HDT’s Truckinginfo posted an article in early December on the recent Fleet Forward Conference. Although many issues were discussed, electrification was a major topic. There were some concerns brought up that need to be considered and addressed in order to mitigate any negative impacts fleets might face when transitioning to electric, including:
- Building in-house charging capability
- Utilizing Level 2 AC standard charging or Level 3 DC fast charging (smaller vehicles and local routes will not require the more expensive Level 3 battery chargers)
- Difference in temperature (colder temperature slows down charging)
- Training drivers and technicians in the new technology
Though all of these issues are vital and need to be addressed individually, none will matter if a surge in electric vehicles leads to constant surges in electric power.
Are we looking at grid overload?
Obviously, every add-on to the grid will need additional power and many of us have experienced brownouts and blackouts due to power surges. However, since we are still likely at least a decade away from a significant surge of EVs, utilities have time to make the adjustments. An article in Wired noted that until 15 percent of the vehicles on the road go electric, there won’t be a significant impact on the electrical grid.
Utilities may use the power of the purse to change charging habits, incentivizing drivers to charge at off-peak times. These times will vary depending on where you are. In many parts of the country, EV owners (consumers or fleet owners) would be better charging overnight, when usage is at its lowest. But if your utility relies on solar power, as in California, nighttime charging by every EV could overload a system reliant on daylight to power up. The New York Times found that “Southern California Edison, which operates outside Los Angeles, offers electric vehicle owners drastically cheaper rates if they charge during the day, when solar power is abundant.”

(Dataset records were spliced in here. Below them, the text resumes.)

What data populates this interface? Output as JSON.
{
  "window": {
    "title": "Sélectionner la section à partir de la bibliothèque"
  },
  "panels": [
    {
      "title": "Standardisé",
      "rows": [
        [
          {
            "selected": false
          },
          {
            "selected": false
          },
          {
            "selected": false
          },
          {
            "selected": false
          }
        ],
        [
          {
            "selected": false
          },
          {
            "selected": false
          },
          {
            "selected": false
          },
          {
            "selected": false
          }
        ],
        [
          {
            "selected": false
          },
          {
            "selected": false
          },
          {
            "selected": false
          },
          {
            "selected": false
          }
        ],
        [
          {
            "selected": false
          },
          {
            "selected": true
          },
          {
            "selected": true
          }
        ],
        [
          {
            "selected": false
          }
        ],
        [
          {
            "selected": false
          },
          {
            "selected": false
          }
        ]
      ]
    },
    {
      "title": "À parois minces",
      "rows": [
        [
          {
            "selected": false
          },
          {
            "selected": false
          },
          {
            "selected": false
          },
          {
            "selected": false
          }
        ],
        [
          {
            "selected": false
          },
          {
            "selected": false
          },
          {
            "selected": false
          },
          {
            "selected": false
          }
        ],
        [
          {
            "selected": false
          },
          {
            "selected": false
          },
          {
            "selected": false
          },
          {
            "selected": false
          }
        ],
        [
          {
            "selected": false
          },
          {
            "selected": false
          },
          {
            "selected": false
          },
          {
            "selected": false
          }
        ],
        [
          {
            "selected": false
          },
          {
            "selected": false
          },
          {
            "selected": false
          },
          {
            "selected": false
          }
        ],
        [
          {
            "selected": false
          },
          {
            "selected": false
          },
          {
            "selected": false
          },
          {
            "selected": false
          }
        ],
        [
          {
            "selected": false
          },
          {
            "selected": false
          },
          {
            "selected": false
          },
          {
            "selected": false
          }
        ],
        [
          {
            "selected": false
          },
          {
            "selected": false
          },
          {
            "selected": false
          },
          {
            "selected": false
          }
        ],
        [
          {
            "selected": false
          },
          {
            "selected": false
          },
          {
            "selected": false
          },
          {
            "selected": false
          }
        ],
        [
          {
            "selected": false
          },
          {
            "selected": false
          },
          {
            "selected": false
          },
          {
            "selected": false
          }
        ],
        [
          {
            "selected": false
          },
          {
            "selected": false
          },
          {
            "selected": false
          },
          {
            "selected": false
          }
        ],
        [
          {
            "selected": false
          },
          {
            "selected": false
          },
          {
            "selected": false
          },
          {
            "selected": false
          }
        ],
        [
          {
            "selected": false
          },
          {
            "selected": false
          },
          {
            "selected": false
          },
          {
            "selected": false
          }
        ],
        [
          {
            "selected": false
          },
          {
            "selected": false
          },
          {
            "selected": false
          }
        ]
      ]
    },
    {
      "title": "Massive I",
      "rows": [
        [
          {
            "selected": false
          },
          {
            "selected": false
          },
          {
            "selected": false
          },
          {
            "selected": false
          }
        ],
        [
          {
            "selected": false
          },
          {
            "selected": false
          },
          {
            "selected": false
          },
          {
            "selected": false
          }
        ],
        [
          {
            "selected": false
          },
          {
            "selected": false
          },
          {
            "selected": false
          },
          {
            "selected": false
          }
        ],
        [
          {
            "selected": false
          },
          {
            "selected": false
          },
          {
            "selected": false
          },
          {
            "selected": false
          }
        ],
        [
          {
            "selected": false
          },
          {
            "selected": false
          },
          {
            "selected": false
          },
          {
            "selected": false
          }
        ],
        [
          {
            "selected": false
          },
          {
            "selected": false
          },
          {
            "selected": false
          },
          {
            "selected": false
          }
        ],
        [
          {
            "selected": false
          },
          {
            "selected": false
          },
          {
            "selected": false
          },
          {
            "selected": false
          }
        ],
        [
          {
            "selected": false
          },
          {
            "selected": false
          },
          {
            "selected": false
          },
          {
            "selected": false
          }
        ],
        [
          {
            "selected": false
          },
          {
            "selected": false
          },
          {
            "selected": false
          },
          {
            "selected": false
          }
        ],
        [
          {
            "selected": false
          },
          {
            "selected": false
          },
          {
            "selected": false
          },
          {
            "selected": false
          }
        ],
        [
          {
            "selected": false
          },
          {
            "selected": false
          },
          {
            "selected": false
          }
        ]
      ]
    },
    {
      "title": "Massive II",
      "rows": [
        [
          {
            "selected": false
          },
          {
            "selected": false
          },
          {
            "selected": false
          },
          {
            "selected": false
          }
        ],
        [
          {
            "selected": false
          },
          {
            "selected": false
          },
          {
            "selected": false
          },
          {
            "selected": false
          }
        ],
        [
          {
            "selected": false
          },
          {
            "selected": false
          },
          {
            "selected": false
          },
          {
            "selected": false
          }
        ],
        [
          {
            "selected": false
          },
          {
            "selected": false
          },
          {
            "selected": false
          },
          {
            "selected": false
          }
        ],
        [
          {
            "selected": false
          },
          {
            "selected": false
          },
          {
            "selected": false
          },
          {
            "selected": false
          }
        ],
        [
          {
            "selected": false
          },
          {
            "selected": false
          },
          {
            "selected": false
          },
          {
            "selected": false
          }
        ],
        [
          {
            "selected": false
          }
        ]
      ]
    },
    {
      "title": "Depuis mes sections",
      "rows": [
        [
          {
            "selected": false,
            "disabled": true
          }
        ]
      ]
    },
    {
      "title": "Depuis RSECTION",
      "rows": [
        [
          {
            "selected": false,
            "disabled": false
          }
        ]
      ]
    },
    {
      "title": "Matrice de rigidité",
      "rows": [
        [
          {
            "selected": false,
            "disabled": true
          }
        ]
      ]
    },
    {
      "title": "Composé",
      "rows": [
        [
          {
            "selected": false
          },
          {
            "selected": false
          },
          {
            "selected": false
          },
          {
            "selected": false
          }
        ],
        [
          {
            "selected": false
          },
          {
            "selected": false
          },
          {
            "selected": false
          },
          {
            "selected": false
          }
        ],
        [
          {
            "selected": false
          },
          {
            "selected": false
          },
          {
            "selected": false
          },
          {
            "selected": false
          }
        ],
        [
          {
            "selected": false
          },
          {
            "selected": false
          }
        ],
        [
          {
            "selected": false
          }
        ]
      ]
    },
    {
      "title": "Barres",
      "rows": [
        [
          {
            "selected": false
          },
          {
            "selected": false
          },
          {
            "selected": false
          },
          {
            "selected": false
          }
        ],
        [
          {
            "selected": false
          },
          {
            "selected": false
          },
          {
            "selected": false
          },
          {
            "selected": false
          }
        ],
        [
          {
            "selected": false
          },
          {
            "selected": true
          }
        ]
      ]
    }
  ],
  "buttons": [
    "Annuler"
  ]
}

For fleets that cross state lines, this can prove challenging when it comes to budgeting for fuel costs. As attendees at the Fleet Forward Conference were told, “There are 3,300 utilities in this country, and each has a slightly different rate structure, time-of-use rates, and demand charges.” Fleets will need to assess where and at what times charging is most cost-efficient. This will demand greater oversight from fleet managers and finance staff.
As I noted above, though, utilities have time to adjust. A McKinsey & Company study found that since the projected growth in the EV market is not expected to drive an immediate or substantial increase in the total electrical-grid power demand. For fleets, now is the time to start your research and planning.
Check out my IdeaXchange blog about Industry Trends to Watch.